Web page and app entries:
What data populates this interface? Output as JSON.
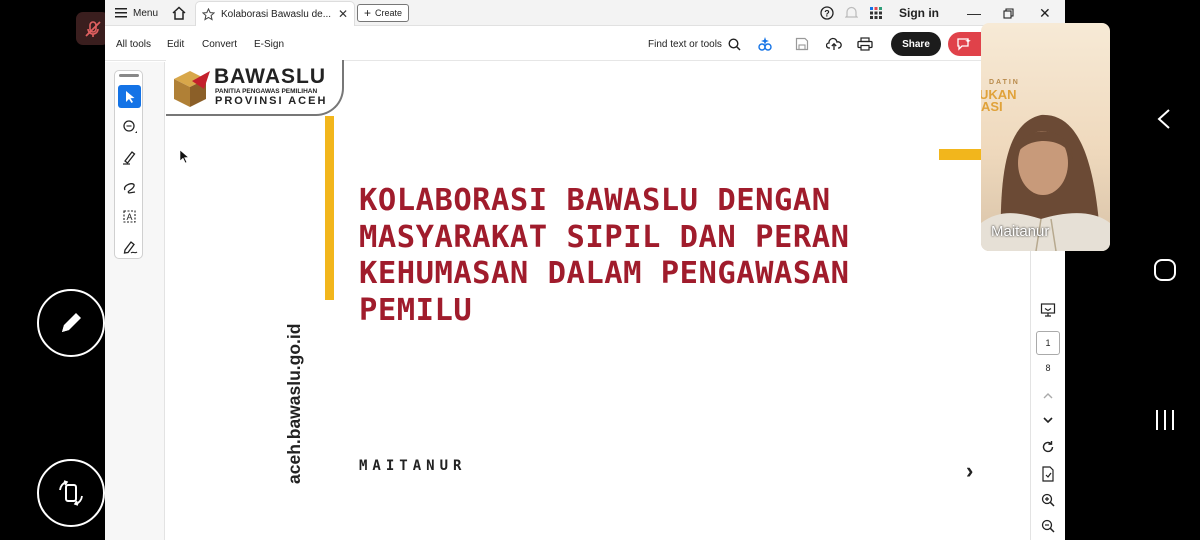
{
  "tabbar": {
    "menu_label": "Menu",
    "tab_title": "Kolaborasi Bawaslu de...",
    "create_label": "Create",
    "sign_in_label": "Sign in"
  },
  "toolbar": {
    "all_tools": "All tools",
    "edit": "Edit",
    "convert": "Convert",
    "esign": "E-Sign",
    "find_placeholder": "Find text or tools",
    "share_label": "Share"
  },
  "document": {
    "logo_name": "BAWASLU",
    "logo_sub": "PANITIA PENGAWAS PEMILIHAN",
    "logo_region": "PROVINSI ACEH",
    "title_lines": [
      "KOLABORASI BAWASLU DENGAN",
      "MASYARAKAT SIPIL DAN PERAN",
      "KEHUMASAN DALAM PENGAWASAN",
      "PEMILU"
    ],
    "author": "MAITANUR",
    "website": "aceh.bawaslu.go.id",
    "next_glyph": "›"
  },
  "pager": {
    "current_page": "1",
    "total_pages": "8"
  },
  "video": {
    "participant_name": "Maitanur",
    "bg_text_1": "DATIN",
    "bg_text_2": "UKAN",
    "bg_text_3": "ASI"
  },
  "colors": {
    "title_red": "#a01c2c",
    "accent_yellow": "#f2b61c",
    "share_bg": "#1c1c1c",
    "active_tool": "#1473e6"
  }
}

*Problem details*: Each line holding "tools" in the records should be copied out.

*Response area*:
    "all_tools": "All tools",
    "find_placeholder": "Find text or tools",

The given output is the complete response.